North Korea carried out what is believed to be its largest-ever intercontinental ballistic missile (ICBM) test on Thursday, the South Korean and Japanese militaries said, marking the dramatic end of a self-imposed moratorium on long-range tests.
It would be the first full-capacity launch of the state’s largest nuclear-armed missiles since 2017, and represents a major milestone in the North’s development of weapons that may be capable of delivering nuclear warheads n anywhere in the United States.
The North’s return to major weapons testing also poses a new national security headache for US President Joe Biden as he responds to Russia’s invasion of Ukraine and presents a challenge to the new South-South administration. Korean.
“This launch is a brazen violation of several UN Security Council resolutions and unnecessarily heightens tensions and risks destabilizing the security situation in the region,” White House press secretary Jen Psaki said in a statement. a statement condemning the launch. “The door is not closed on diplomacy, but Pyongyang must immediately cease its destabilizing actions.”
North Korea had suspended ICBM and nuclear tests since 2017, but defended the weapons as necessary for self-defense, and said US diplomatic overtures are insincere as long as Washington and its allies maintain ‘hostile policies’ such as sanctions and the military. drills.
Outgoing South Korean President Moon Jae-in, who has made engagement with North Korea a major goal of his administration, condemned the launch as “a violation of the moratorium on ICBM launches that President Kim Jong-un himself has promised the international community.”
An “unacceptable act of violence”
It was also a serious threat to the Korean peninsula, the region and the international community, and a flagrant violation of UN Security Council resolutions, added Moon, who is due to leave office in May.
The latest missile launch was an “unacceptable act of violence”, Japanese Prime Minister Fumio Kishida said.
Thursday’s ICBM launch prompted South Korea to test its own smaller ballistic and air-to-surface missiles to demonstrate it has the “capability and readiness” to accurately strike missile launch sites, command and support facilities and other targets in North Korea if necessary, the South Korean Joint Chiefs of Staff said in a statement.

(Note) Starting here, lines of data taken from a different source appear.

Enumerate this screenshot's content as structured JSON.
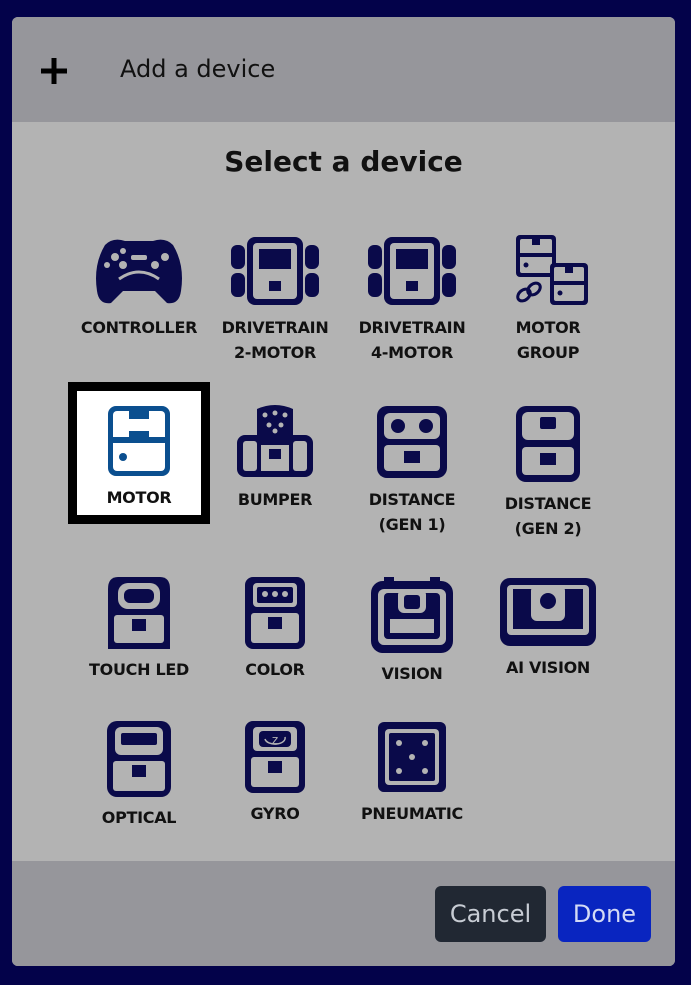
{
  "header": {
    "title": "Add a device"
  },
  "section_title": "Select a device",
  "devices": [
    {
      "label": "CONTROLLER"
    },
    {
      "label": "DRIVETRAIN\n2-MOTOR"
    },
    {
      "label": "DRIVETRAIN\n4-MOTOR"
    },
    {
      "label": "MOTOR\nGROUP"
    },
    {
      "label": "MOTOR",
      "selected": true
    },
    {
      "label": "BUMPER"
    },
    {
      "label": "DISTANCE\n(GEN 1)"
    },
    {
      "label": "DISTANCE\n(GEN 2)"
    },
    {
      "label": "TOUCH LED"
    },
    {
      "label": "COLOR"
    },
    {
      "label": "VISION"
    },
    {
      "label": "AI VISION"
    },
    {
      "label": "OPTICAL"
    },
    {
      "label": "GYRO"
    },
    {
      "label": "PNEUMATIC"
    }
  ],
  "footer": {
    "cancel_label": "Cancel",
    "done_label": "Done"
  },
  "colors": {
    "icon": "#0a0a4a",
    "selected_icon": "#0b4f8f",
    "done": "#0925c0",
    "cancel": "#212833"
  }
}
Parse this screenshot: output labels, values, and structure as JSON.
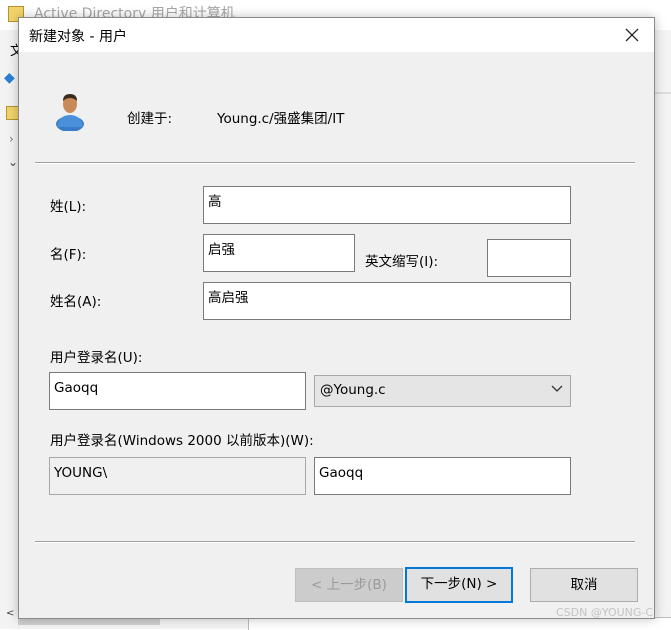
{
  "background_window": {
    "title": "Active Directory 用户和计算机",
    "menu_letter": "文"
  },
  "dialog": {
    "title": "新建对象 - 用户",
    "created_in_label": "创建于:",
    "created_in_value": "Young.c/强盛集团/IT"
  },
  "form": {
    "last_name_label": "姓(L):",
    "last_name_value": "高",
    "first_name_label": "名(F):",
    "first_name_value": "启强",
    "initials_label": "英文缩写(I):",
    "initials_value": "",
    "full_name_label": "姓名(A):",
    "full_name_value": "高启强",
    "logon_label": "用户登录名(U):",
    "logon_value": "Gaoqq",
    "domain_selected": "@Young.c",
    "pre2000_label": "用户登录名(Windows 2000 以前版本)(W):",
    "pre2000_prefix": "YOUNG\\",
    "pre2000_value": "Gaoqq"
  },
  "buttons": {
    "back_label": "< 上一步(B)",
    "next_label": "下一步(N) >",
    "cancel_label": "取消"
  },
  "watermark": "CSDN @YOUNG-C",
  "icons": {
    "user": "user-icon",
    "close": "close-icon",
    "dropdown": "chevron-down-icon"
  },
  "colors": {
    "accent": "#0078d7",
    "dialog_bg": "#f0f0f0"
  }
}
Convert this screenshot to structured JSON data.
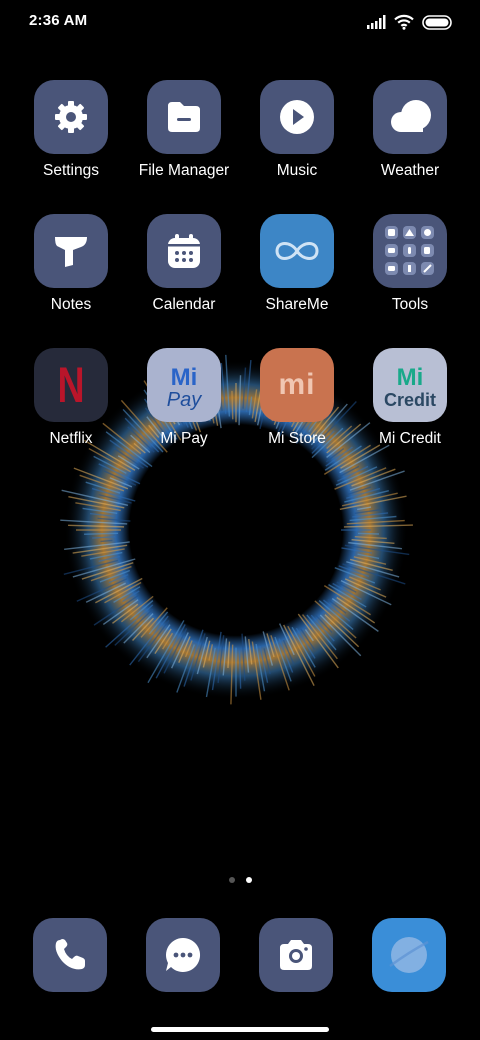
{
  "status_bar": {
    "time": "2:36 AM",
    "icons": [
      "signal-icon",
      "wifi-icon",
      "battery-icon"
    ]
  },
  "apps": [
    {
      "label": "Settings",
      "icon": "settings-gear-icon"
    },
    {
      "label": "File Manager",
      "icon": "folder-icon"
    },
    {
      "label": "Music",
      "icon": "play-icon"
    },
    {
      "label": "Weather",
      "icon": "cloud-icon"
    },
    {
      "label": "Notes",
      "icon": "funnel-note-icon"
    },
    {
      "label": "Calendar",
      "icon": "calendar-icon"
    },
    {
      "label": "ShareMe",
      "icon": "infinity-icon"
    },
    {
      "label": "Tools",
      "icon": "tools-grid-icon"
    },
    {
      "label": "Netflix",
      "icon": "netflix-n-icon",
      "logo_text": "N"
    },
    {
      "label": "Mi Pay",
      "icon": "mi-pay-logo-icon",
      "logo_text": [
        "Mi",
        "Pay"
      ]
    },
    {
      "label": "Mi Store",
      "icon": "mi-store-logo-icon",
      "logo_text": "mi"
    },
    {
      "label": "Mi Credit",
      "icon": "mi-credit-logo-icon",
      "logo_text": [
        "Mi",
        "Credit"
      ]
    }
  ],
  "page_indicator": {
    "pages": 2,
    "active_page": 2
  },
  "dock": [
    {
      "icon": "phone-icon"
    },
    {
      "icon": "messaging-icon"
    },
    {
      "icon": "camera-icon"
    },
    {
      "icon": "browser-icon"
    }
  ],
  "colors": {
    "tile": "#4a5579",
    "shareme": "#3d86c6",
    "netflix_red": "#b9152a",
    "mi_orange": "#e0744a",
    "mi_credit_green": "#19a98a",
    "browser": "#3a8ed8"
  }
}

Thursday’s launch would be at least North Korea’s 11th missile test this year, an unprecedented frequency.
Japanese authorities said the launch appeared to be a “new type” of ICBM which flew for around 71 minutes at an altitude of around 6,000 kilometers and a distance of 1,100 kilometers from its launch site.
It landed inside Japan’s exclusive economic zone, 170 kilometers west of northern Aomori prefecture, at 3:44 p.m. local time, the coast guard said.
The South Korean Joint Chiefs of Staff set the missile’s maximum altitude at 6,200 kilometers and its range at 1,080 kilometers.
That’s further than North Korea’s last ICBM test in 2017, when it launched a Hwasong-15 missile that flew for 53 minutes at an altitude of about 4,475 kilometers and a range of 950 kilometers.
South Korea’s JCS said the latest missile was launched near Sunan, where Pyongyang International Airport is located. On March 16, North Korea launched a suspected missile from this airport which appeared to explode shortly after takeoff, the South Korean military said.
US and South Korean officials recently warned that North Korea is preparing to test its largest ICBM to date, the Hwasong-17.
This month, leader Kim said North Korea would soon launch several satellites to monitor the military movements of the United States and its allies.
Amid a flurry of diplomacy in 2018, Kim declared a self-imposed moratorium on ICBM and nuclear weapons testing, but suggested the North could resume such testing amid stalled denuclearization talks. .
This moratorium had often been touted as a success by former US President Donald Trump, who held historic summits with Kim in 2018 and 2019 but never secured a concrete pact to limit the North’s nuclear or missile arsenals. .
The looming prospect of possible nuclear tests, more joint U.S.-South Korean military exercises and South Korea’s new conservative president mean “all the conditions are in place for a chain reaction of escalating steps”, he said. said Chad O’Carroll, CEO of Korea Risk Group, which monitors North Korea.
“Although Biden would prefer to focus exclusively on the Ukraine crisis, it is likely that he will soon face tensions at the level of the crisis between the Koreas,” he said.